On Prospective and Retroactive Voting in Tanzania
"Anyway, I saw a banner during UKAWA rally in Karatu yesterday, it says "Lowassa kwanza, viwanda baadaye". That is the level of desperation. But it is not the only banner I have seen in these rallies. So it cannot be the only story of this year's election" - SM
"In this sense, for the critical analysts/wasomi who seems to know 'better' than the so-called 'confused electorates', wananchi are desperate because they say "Lowassa kwanza, viwanda baadaye." But the question is, what if they know there will be no 'viwanda first' with the same 'party-state' that 'privatized viwanda' in the first place'? What if wananchi knows better, experientially, than wanazuoni? Aren't we also desperate?" - CC
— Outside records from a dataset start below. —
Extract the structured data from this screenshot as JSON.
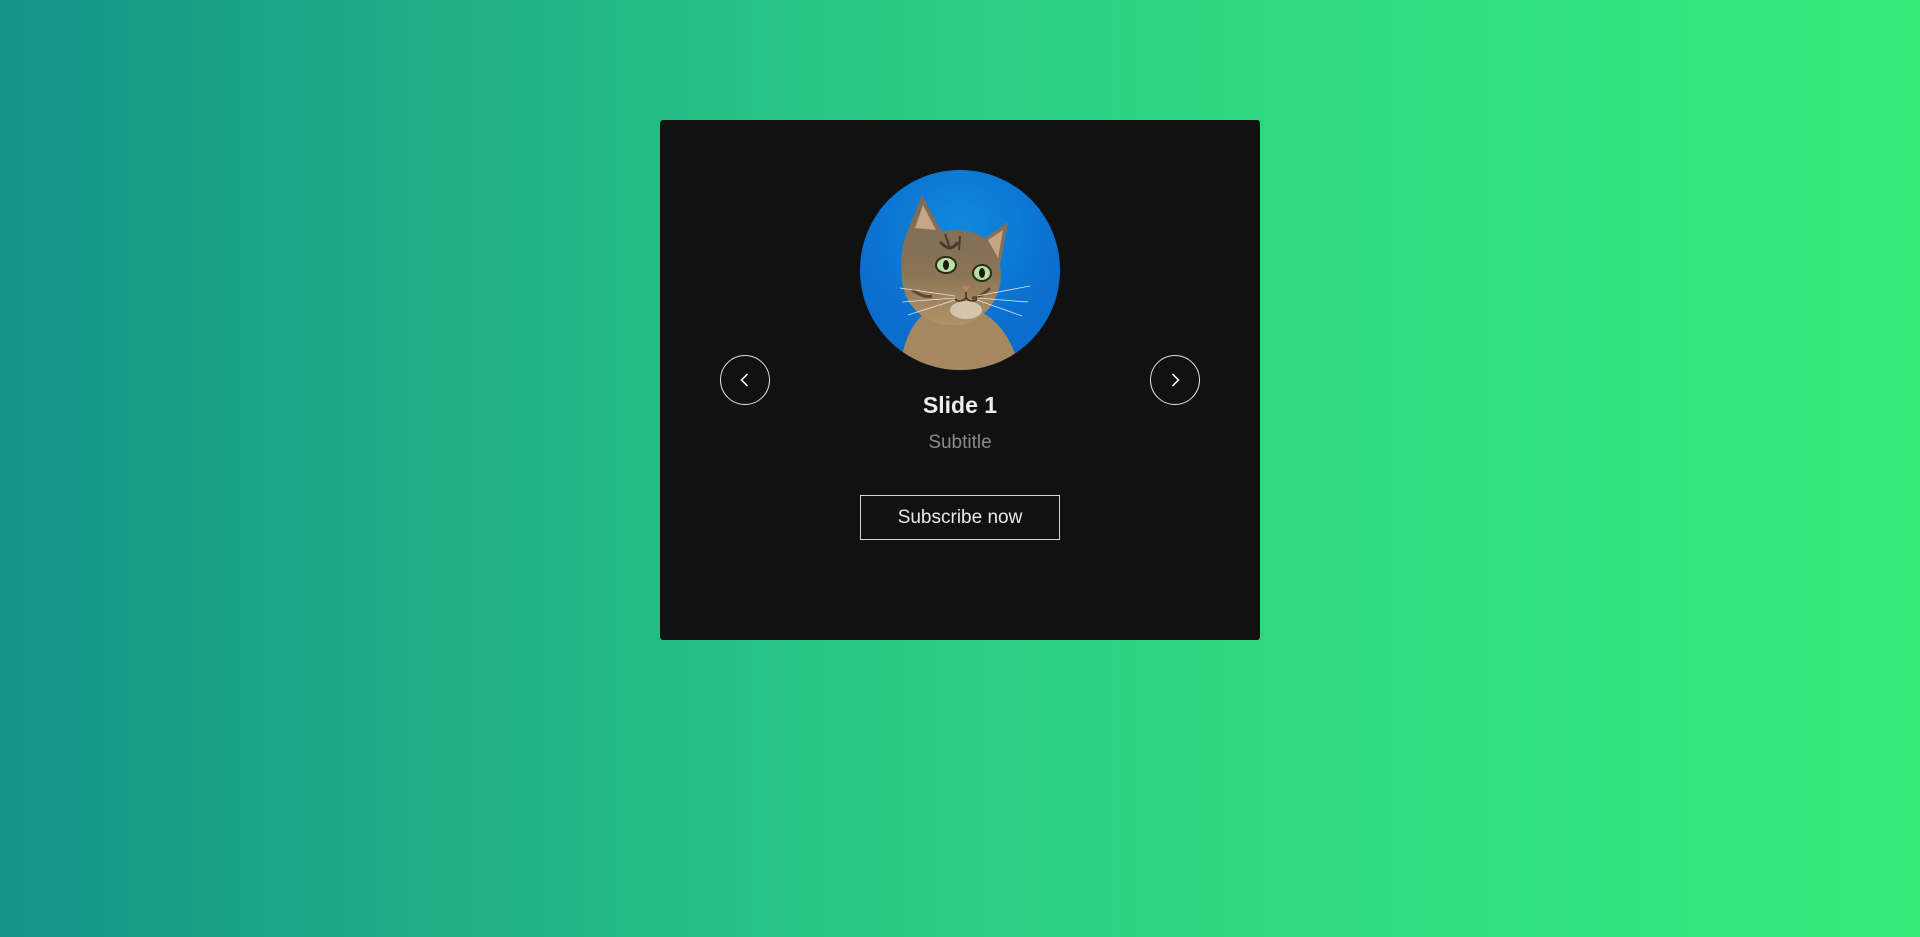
{
  "slide": {
    "title": "Slide 1",
    "subtitle": "Subtitle",
    "subscribe_label": "Subscribe now",
    "image_alt": "cat-photo"
  },
  "navigation": {
    "prev_icon": "chevron-left-icon",
    "next_icon": "chevron-right-icon"
  },
  "colors": {
    "card_background": "#111111",
    "gradient_start": "#149488",
    "gradient_end": "#38ec7c",
    "avatar_sky": "#0a6fd0"
  }
}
The slogan 'Lowassa kwanza, viwanda baadaye' (which of course could just as easily read 'Fukuza CCM kwanza, viwanda baadaye') recalls ideas of 'retrospective voting' in political science.
Bernard Manin in his (very good) book The Principles of Representative Government distinguishes between 'prospective' and 'retrospective' voting, which refer to two different possible mechanisms whereby we (as voters) are able to hold our elected representatives to account. Manin argues that only 'retrospective' voting could actually work as a mechanism for enforcing accountability. Here's why.
If we think of voting as 'prospective', the idea is that we are voting for the candidates/party who we feel articulate the best policies and who we think will perform to our liking once in office. The problem here is that candidates can then promise anything and everything (e.g. they can all just promise 'mabadiliko', however defined). Once in office, nothing actually compels these freshly elected representatives to remain true to their campaign promises. The voters have already given them their votes (prospectively); they have no further power to hold their representatives to account.
Manin goes on to argue that the only accountability mechanism that can (logically at least) work as a basis for influencing representatives' actions operates via 'retrospective' voting, i.e. voting on the record of the incumbent. If elected representatives know/expect that voters will judge them based on how they perform in office, if these representatives anticipate that by going against the desires of the electorate, they will get booted out at the next election, then these same representatives will begin to amend their behaviour to better suit what they believe the electorate wants (and not just offer up cheap promises). The trick is, representatives have to really believe/anticipate that voters will judge them on their record (and not simply continue to give them their vote out of 'loyalty to the party' or whatever).
Now the whole prospective/retrospective thing has spawned a pretty big debate (and there are certainly grounds for questioning Manin's analysis). But on a basic level, what Manin's theory suggests about the upcoming elections (as I read it anyway) is that there is certainly a distinct logic to voting against CCM (even if one doesn't have complete faith in Ukawa as a replacement). The idea would be to show that what representatives do while in power matters, and that the electorate will punish them for going astray.
By forcing a handover in Tanzania, this would encourage politicians (from both CCM and Ukawa) to begin anticipating more keenly how the electorate will respond to their actions while in office. That anticipation then becomes the mechanism by which voters are empowered to hold their representatives to account.
I don't mean this as an endorsement of either CCM or Ukawa. I'm just giving a more long winded/jargon-filled analysis of what [the epigraph above] already put so succinctly.